As for removals, Jefferson County had by far the largest removal project last year, when about 1,400 feet of armor was removed along an old railroad grade at the edge of Discovery Bay near Port Townsend. The armor removal was part of a larger restoration project in the bay.

Initially, the Discovery Bay removal was reported as 1,000 feet, based on the original permit. Later, after the annual armoring report was released, WDFW discovered that 1,400 feet was actually removed during the project. This extra 400 feet is not reflected in the annual report, and agency officials acknowledge that this demonstrates another weakness of using permit data in its current form.

The second largest removal project in Puget Sound was the Bowman Bay project in Skagit County, where 540 feet of bulkhead was removed in a project partially funded by the EPA, according to the permit statistics.

The third largest removal project in Puget Sound involved about 400 feet of rock bulkhead near Lakebay on the Key Peninsula in Pierce County. The rock structure was constructed several years before without permits. The removal project, which was subject to state and county permits, was the result of a legal settlement with the county to resolve the alleged violation. In this case, the bulkhead was never counted in the statistics until it was removed and listed on the removal side of the ledger.

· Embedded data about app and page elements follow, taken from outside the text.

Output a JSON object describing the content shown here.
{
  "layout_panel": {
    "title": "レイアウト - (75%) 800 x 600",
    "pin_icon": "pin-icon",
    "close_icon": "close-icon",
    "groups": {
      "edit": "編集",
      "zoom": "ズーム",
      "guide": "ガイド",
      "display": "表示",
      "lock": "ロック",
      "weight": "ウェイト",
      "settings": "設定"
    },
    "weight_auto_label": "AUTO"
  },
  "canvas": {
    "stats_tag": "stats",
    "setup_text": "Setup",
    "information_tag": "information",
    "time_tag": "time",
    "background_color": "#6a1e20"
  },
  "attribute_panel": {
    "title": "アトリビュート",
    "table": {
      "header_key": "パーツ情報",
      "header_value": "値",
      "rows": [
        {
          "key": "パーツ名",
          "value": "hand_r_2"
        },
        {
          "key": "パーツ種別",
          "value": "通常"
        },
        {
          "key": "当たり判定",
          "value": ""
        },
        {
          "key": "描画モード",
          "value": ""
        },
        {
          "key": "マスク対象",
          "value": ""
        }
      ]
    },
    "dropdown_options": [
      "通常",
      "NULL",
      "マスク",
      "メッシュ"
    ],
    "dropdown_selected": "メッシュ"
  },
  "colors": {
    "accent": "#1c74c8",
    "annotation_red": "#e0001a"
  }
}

About the Author: 
Christopher Dunagan is a senior writer at the Puget Sound Institute.